While Moi and Kibaki easily single-handedly picked the agency bosses during their respective regimes, President Kenyatta in appointing the current crop of commissioners gazetted a 9-member selection panel in late 2016. The panel comprised five nominees from religious organizations and four from the Parliamentary Service Commission (PSC) who would forward a list of 11 from which the President would nominate –and appoint 7 – after approval by Parliament. The intent by the Head of State was good and the commission sprang into action fairly well after the appointment. But the political environment remained considerably toxic.
Fast-forward four years later and less than two years to the next polls, the need to operationalize IEBC is well and truly here encore. And if the recent amendments to the IEBC Bill 2019 by the National Assembly are anything to go by, then we are headed onto a precarious perch.
Parliament wants control over IEBC. This is evidenced by amending the bill to reserve a majority four slots for the Parliamentary Service Commission PSC, in a proposed 7-member selection panel for the new commissioners. The MPs propose the three other slots be filled by one representative from The Law Society of Kenya LSK and two representatives from religious groups.
And therein lies a recipe for chaos.
Parliament is a house of politics. It is and has been independent only on paper. The Executive has time and time again been accused of using it as a rubber stamp. The clearest, most recent example of this protestation was the debacle around the passing of the third basis for revenue sharing amount counties –an impasse that brought to a halt the operations in the 47 devolved units.
What then would it mean to have a House as compromised as the 12th Parliament have the biggest say in picking IEBC commissioners to oversee the 2022 polls?

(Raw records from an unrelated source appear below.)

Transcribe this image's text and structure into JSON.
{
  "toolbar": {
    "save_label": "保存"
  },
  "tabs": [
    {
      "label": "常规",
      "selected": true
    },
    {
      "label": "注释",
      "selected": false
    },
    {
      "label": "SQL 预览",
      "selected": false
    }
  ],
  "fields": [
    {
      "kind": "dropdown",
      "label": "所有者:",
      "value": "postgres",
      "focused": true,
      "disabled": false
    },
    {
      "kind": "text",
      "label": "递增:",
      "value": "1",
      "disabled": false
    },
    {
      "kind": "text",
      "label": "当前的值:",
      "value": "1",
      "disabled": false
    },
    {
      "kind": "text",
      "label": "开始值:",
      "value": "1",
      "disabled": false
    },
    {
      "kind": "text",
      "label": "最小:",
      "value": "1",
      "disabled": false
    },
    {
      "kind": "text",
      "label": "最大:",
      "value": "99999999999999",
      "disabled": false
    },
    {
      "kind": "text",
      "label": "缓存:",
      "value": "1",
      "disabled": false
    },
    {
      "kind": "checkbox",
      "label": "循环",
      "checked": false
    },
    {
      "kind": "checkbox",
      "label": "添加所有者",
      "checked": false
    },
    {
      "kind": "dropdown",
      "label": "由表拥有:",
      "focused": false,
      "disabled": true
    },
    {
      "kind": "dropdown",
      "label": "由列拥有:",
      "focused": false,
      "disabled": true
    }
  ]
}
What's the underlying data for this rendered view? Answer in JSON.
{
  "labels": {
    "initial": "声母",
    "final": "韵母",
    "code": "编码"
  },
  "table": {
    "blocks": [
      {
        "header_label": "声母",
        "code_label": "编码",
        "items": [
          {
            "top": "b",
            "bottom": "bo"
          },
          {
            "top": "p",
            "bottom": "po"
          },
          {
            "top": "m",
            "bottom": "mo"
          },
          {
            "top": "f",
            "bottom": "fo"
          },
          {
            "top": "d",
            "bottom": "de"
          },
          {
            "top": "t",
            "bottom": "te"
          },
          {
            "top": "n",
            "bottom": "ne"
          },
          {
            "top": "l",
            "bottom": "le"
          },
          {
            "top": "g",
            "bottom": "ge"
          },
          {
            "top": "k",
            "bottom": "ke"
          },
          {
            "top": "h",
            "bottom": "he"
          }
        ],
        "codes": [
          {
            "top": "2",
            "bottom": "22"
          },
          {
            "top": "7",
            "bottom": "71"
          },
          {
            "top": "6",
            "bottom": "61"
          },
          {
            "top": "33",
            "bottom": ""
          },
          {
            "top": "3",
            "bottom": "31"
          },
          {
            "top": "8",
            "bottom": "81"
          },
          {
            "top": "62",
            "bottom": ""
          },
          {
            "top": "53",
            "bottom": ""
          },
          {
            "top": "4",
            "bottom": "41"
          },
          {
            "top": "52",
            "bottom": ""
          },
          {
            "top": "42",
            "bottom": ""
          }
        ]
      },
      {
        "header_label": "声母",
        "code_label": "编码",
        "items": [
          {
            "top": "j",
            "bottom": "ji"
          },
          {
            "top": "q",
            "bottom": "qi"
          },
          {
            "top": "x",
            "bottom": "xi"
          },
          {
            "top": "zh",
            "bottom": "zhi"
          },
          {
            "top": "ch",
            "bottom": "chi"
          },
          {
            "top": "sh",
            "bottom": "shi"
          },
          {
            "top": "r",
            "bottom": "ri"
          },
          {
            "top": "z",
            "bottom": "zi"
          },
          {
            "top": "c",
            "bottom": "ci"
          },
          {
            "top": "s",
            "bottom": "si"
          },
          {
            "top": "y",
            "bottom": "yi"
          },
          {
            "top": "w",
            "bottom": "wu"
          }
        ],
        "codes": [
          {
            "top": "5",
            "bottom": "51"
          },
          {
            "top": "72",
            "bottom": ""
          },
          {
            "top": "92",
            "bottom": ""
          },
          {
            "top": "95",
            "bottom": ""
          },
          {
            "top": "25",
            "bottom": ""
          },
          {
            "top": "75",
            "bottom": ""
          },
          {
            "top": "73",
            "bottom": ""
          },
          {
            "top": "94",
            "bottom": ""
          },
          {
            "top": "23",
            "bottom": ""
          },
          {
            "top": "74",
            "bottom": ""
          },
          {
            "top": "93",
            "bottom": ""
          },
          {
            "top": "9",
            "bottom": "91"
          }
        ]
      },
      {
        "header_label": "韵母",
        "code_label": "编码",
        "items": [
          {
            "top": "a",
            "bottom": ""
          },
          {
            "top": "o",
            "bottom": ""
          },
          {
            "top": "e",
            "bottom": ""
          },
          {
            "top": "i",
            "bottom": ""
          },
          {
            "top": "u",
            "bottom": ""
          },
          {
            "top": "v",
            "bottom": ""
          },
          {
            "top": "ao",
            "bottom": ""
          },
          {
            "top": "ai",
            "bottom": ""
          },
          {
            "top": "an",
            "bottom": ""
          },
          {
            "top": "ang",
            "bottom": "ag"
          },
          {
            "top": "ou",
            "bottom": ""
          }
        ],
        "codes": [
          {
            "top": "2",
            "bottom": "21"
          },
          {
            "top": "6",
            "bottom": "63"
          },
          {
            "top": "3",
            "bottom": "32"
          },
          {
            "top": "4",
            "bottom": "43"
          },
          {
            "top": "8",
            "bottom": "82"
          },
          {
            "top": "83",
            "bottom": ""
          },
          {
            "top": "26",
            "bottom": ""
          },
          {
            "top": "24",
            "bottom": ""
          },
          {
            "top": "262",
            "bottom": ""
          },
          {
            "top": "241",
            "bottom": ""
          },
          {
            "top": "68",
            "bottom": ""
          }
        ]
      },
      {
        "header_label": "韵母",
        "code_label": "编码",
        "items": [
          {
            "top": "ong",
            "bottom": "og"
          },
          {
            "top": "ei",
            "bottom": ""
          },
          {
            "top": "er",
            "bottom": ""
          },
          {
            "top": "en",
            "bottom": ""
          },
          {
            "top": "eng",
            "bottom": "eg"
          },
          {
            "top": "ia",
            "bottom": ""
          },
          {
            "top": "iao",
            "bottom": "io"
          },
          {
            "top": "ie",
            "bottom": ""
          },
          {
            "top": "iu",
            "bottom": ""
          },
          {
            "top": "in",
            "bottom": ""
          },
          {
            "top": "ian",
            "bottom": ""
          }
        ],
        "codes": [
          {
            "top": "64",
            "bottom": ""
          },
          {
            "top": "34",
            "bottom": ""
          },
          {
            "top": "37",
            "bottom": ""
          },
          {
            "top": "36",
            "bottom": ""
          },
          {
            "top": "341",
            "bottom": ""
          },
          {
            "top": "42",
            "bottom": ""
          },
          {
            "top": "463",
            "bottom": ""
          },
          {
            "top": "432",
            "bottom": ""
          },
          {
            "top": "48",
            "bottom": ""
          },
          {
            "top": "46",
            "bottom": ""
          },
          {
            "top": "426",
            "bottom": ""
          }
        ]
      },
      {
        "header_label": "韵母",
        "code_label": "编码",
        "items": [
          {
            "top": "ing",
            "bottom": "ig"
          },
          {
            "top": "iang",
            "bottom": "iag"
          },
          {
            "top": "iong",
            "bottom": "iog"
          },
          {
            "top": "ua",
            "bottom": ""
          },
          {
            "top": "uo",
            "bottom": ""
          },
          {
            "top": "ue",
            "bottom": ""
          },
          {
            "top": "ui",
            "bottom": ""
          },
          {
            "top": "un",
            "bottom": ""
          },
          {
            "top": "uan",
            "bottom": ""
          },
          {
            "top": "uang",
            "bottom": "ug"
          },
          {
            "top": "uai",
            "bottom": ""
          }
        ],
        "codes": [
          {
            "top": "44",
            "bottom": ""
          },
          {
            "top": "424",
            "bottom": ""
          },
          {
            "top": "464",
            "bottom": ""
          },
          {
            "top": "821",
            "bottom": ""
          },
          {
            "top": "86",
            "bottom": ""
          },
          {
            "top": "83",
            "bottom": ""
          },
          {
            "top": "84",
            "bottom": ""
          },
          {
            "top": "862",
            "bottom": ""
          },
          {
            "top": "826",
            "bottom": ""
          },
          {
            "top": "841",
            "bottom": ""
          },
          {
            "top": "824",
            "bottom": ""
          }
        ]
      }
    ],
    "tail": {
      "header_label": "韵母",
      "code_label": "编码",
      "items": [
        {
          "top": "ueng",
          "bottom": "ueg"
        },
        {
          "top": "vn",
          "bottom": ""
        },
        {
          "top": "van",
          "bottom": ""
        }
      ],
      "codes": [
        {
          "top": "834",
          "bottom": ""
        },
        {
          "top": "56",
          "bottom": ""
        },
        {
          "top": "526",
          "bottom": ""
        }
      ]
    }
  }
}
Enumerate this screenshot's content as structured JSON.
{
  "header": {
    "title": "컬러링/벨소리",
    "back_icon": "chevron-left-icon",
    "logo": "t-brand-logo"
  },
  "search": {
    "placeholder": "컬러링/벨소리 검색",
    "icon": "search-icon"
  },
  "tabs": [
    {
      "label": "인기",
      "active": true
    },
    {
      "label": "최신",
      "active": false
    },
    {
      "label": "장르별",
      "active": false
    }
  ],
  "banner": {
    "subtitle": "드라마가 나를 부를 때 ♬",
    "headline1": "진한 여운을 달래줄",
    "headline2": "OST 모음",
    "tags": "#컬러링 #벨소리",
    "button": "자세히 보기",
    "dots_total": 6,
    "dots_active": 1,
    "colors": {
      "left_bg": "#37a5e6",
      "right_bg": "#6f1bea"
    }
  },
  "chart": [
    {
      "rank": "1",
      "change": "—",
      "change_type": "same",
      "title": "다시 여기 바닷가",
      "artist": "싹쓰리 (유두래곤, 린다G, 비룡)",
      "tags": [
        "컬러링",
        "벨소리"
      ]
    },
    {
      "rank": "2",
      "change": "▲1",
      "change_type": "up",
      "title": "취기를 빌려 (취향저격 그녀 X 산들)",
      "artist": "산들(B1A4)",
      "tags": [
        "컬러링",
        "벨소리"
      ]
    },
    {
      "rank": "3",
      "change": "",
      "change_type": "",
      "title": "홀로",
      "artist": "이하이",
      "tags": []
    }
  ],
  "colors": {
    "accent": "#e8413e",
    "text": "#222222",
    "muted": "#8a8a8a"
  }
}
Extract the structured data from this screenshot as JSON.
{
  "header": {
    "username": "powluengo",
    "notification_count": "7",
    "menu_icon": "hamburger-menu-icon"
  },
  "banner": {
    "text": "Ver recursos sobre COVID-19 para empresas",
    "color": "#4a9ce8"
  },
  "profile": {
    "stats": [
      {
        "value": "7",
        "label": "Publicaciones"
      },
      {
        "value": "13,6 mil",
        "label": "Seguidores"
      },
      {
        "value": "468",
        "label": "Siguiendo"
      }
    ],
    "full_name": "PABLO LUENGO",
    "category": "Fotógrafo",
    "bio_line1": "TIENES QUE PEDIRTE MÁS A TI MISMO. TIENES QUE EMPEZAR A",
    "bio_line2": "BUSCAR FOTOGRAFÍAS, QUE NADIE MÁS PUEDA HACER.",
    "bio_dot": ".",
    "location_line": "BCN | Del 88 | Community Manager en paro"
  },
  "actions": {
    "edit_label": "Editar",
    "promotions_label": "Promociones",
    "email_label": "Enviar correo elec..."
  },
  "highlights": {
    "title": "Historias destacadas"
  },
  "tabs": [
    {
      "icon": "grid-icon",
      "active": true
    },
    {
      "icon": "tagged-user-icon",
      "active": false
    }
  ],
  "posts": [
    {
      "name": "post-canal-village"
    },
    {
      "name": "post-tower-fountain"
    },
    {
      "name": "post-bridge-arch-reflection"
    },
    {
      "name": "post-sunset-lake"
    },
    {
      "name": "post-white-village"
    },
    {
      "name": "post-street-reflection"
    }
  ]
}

The initial BBI report unintelligently recommends political parties to handpick the commissioners. Really? Is going back 15 years a solution to the problem of bungled elections? Is this the way to ensure transparency, openness, and accountability from the polls body? Methinks not. Or is it a way to just hoodwink Kenyans into believing that by having ‘our people’ in the commission, our concerns would be sorted? Perhaps.
Let no one fool the other. A compromised Parliament will engender a compromised IEBC. A compromised IEBC will in turn engineer a compromised election. And take it or leave it, a compromised election will quite possibly occasion another cycle of heated electoral dispute and violence. President Kenyatta must reject that bill if he means well for this country and ensures the selection panel is as independent as practicable for it to produce an independent list for an INDEPENDENT Electoral and Boundaries Commission.
As Albert Einstein superbly puts it, ‘the only reason for time is so that everything doesn’t happen all at once.’ We have had enough time to learn from history. We have had enough time to correct our wrongs and we still have enough time to do so. Going by the current hateful, divisive, and heated political environment in our nation, we are tempting fate again, for the umpteenth time.
I hope I’m wrong. And I certainly pray I am but 2022 will be catastrophic.
The writer is a humanitarian worker and social justice activist and can be reached at firstname.lastname@example.org